Original paper

The effect of an interstate highway on macroinvertebrate production in headwater streams

Woodcock, Thomas S.; Huryn, Alexander D.

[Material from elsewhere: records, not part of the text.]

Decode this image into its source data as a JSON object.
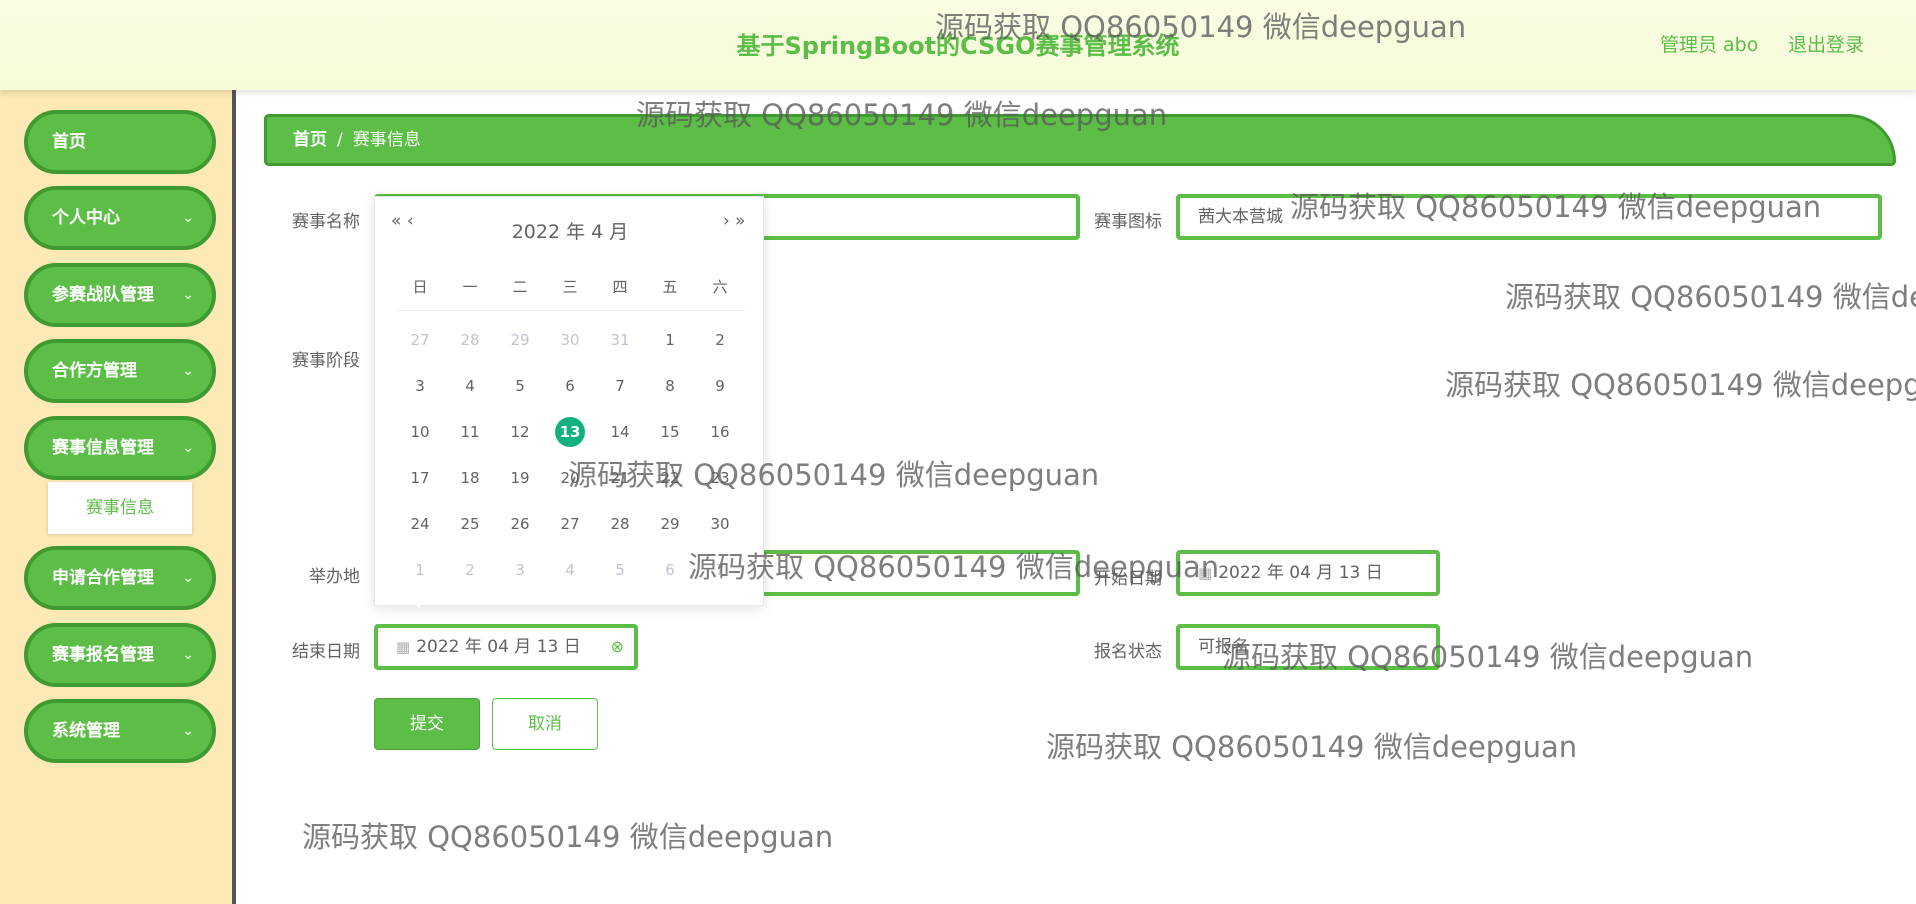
{
  "header": {
    "title": "基于SpringBoot的CSGO赛事管理系统",
    "user": "管理员 abo",
    "logout": "退出登录"
  },
  "sidebar": {
    "items": [
      {
        "label": "首页"
      },
      {
        "label": "个人中心"
      },
      {
        "label": "参赛战队管理"
      },
      {
        "label": "合作方管理"
      },
      {
        "label": "赛事信息管理"
      },
      {
        "label": "申请合作管理"
      },
      {
        "label": "赛事报名管理"
      },
      {
        "label": "系统管理"
      }
    ],
    "sub_item": "赛事信息",
    "chevron": "chevron-down-icon"
  },
  "breadcrumb": {
    "home": "首页",
    "separator": "/",
    "current": "赛事信息"
  },
  "form": {
    "name_label": "赛事名称",
    "name_value": "",
    "icon_label": "赛事图标",
    "icon_value": "茜大本营城",
    "stage_label": "赛事阶段",
    "venue_label": "举办地",
    "venue_value": "",
    "start_label": "开始日期",
    "start_value": "2022 年 04 月 13 日",
    "end_label": "结束日期",
    "end_value": "2022 年 04 月 13 日",
    "status_label": "报名状态",
    "status_value": "可报名",
    "submit": "提交",
    "cancel": "取消"
  },
  "datepicker": {
    "prev_year": "«",
    "prev_month": "‹",
    "next_month": "›",
    "next_year": "»",
    "year_month": "2022 年  4 月",
    "weekdays": [
      "日",
      "一",
      "二",
      "三",
      "四",
      "五",
      "六"
    ],
    "days": [
      {
        "d": "27",
        "other": true
      },
      {
        "d": "28",
        "other": true
      },
      {
        "d": "29",
        "other": true
      },
      {
        "d": "30",
        "other": true
      },
      {
        "d": "31",
        "other": true
      },
      {
        "d": "1"
      },
      {
        "d": "2"
      },
      {
        "d": "3"
      },
      {
        "d": "4"
      },
      {
        "d": "5"
      },
      {
        "d": "6"
      },
      {
        "d": "7"
      },
      {
        "d": "8"
      },
      {
        "d": "9"
      },
      {
        "d": "10"
      },
      {
        "d": "11"
      },
      {
        "d": "12"
      },
      {
        "d": "13",
        "today": true
      },
      {
        "d": "14"
      },
      {
        "d": "15"
      },
      {
        "d": "16"
      },
      {
        "d": "17"
      },
      {
        "d": "18"
      },
      {
        "d": "19"
      },
      {
        "d": "20"
      },
      {
        "d": "21"
      },
      {
        "d": "22"
      },
      {
        "d": "23"
      },
      {
        "d": "24"
      },
      {
        "d": "25"
      },
      {
        "d": "26"
      },
      {
        "d": "27"
      },
      {
        "d": "28"
      },
      {
        "d": "29"
      },
      {
        "d": "30"
      },
      {
        "d": "1",
        "other": true
      },
      {
        "d": "2",
        "other": true
      },
      {
        "d": "3",
        "other": true
      },
      {
        "d": "4",
        "other": true
      },
      {
        "d": "5",
        "other": true
      },
      {
        "d": "6",
        "other": true
      },
      {
        "d": "7",
        "other": true
      }
    ]
  },
  "watermark": "源码获取 QQ86050149 微信deepguan",
  "colors": {
    "accent": "#5cbd47",
    "accent_dark": "#3f9a30",
    "today": "#13b07f",
    "sidebar_bg": "#fde9b6"
  }
}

The effects of the Maine Turnpike (> 50 million vehicles y−1) on macroinvertebrate assemblage structure, macroinvertebrate production, and stored and suspended organic matter were examined in five 1st and 2nd order low-gradient streams in southern Maine. Streams were sampled upstream and downstream of roadway crossings. Differences in habitat structure, water and sediment chemistry, and biotic communities were evident among streams. However, the variability in these attributes among streams was greater than within-stream differences attributable to the presence of the roadway. Total secondary production showed little sensitivity to stresses related to the roadway, but was related to water chemistry, substrate particle size, discharge, and stored organic matter. Habitat characteristics, such as the type of stored organic matter, related to high production differed between streams with coarse versus fine substrates. Production in the study streams was comparable to estimates from other small streams on the coastal plain of the eastern United States (3.5-15.3 gAFDM m−2 y−1). This study demonstrates that structure and function of headwater stream ecosystems may be maintained in the presence of a major roadway.

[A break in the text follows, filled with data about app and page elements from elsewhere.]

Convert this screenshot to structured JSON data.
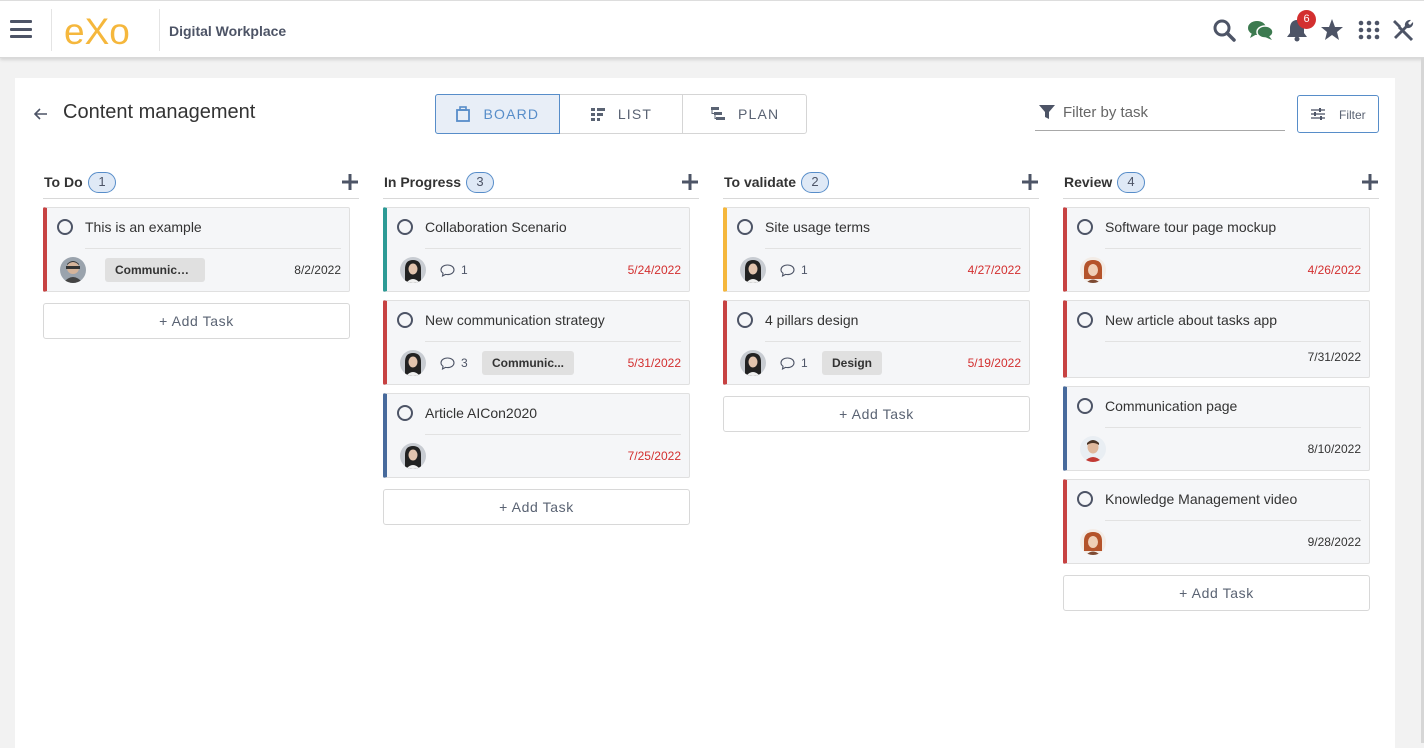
{
  "app": {
    "brand": "Digital Workplace",
    "logo_text": "eXo",
    "notification_count": "6"
  },
  "page": {
    "title": "Content management"
  },
  "views": [
    {
      "label": "BOARD"
    },
    {
      "label": "LIST"
    },
    {
      "label": "PLAN"
    }
  ],
  "filter": {
    "placeholder": "Filter by task",
    "button_label": "Filter"
  },
  "add_task_label": "+ Add Task",
  "columns": [
    {
      "name": "To Do",
      "count": "1",
      "tasks": [
        {
          "title": "This is an example",
          "label": "Communication",
          "date": "8/2/2022",
          "overdue": false,
          "priority_color": "#c74242",
          "avatar": "man-glasses"
        }
      ]
    },
    {
      "name": "In Progress",
      "count": "3",
      "tasks": [
        {
          "title": "Collaboration Scenario",
          "comments": "1",
          "date": "5/24/2022",
          "overdue": true,
          "priority_color": "#2c9a95",
          "avatar": "woman-dark"
        },
        {
          "title": "New communication strategy",
          "comments": "3",
          "label": "Communic...",
          "date": "5/31/2022",
          "overdue": true,
          "priority_color": "#c74242",
          "avatar": "woman-dark"
        },
        {
          "title": "Article AICon2020",
          "date": "7/25/2022",
          "overdue": true,
          "priority_color": "#476a9c",
          "avatar": "woman-dark"
        }
      ]
    },
    {
      "name": "To validate",
      "count": "2",
      "tasks": [
        {
          "title": "Site usage terms",
          "comments": "1",
          "date": "4/27/2022",
          "overdue": true,
          "priority_color": "#f5b73c",
          "avatar": "woman-dark"
        },
        {
          "title": "4 pillars design",
          "comments": "1",
          "label": "Design",
          "date": "5/19/2022",
          "overdue": true,
          "priority_color": "#c74242",
          "avatar": "woman-dark"
        }
      ]
    },
    {
      "name": "Review",
      "count": "4",
      "tasks": [
        {
          "title": "Software tour page mockup",
          "date": "4/26/2022",
          "overdue": true,
          "priority_color": "#c74242",
          "avatar": "woman-red"
        },
        {
          "title": "New article about tasks app",
          "date": "7/31/2022",
          "overdue": false,
          "priority_color": "#c74242"
        },
        {
          "title": "Communication page",
          "date": "8/10/2022",
          "overdue": false,
          "priority_color": "#476a9c",
          "avatar": "man-shirt"
        },
        {
          "title": "Knowledge Management video",
          "date": "9/28/2022",
          "overdue": false,
          "priority_color": "#c74242",
          "avatar": "woman-red"
        }
      ]
    }
  ],
  "colors": {
    "accent": "#578dc9",
    "icon": "#4d5466",
    "late": "#d32f2f",
    "logo": "#f5b73c",
    "chat": "#3c7a4f"
  }
}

macroinvertebrate community structurestreamproductionhabitat characteristicsorganic matter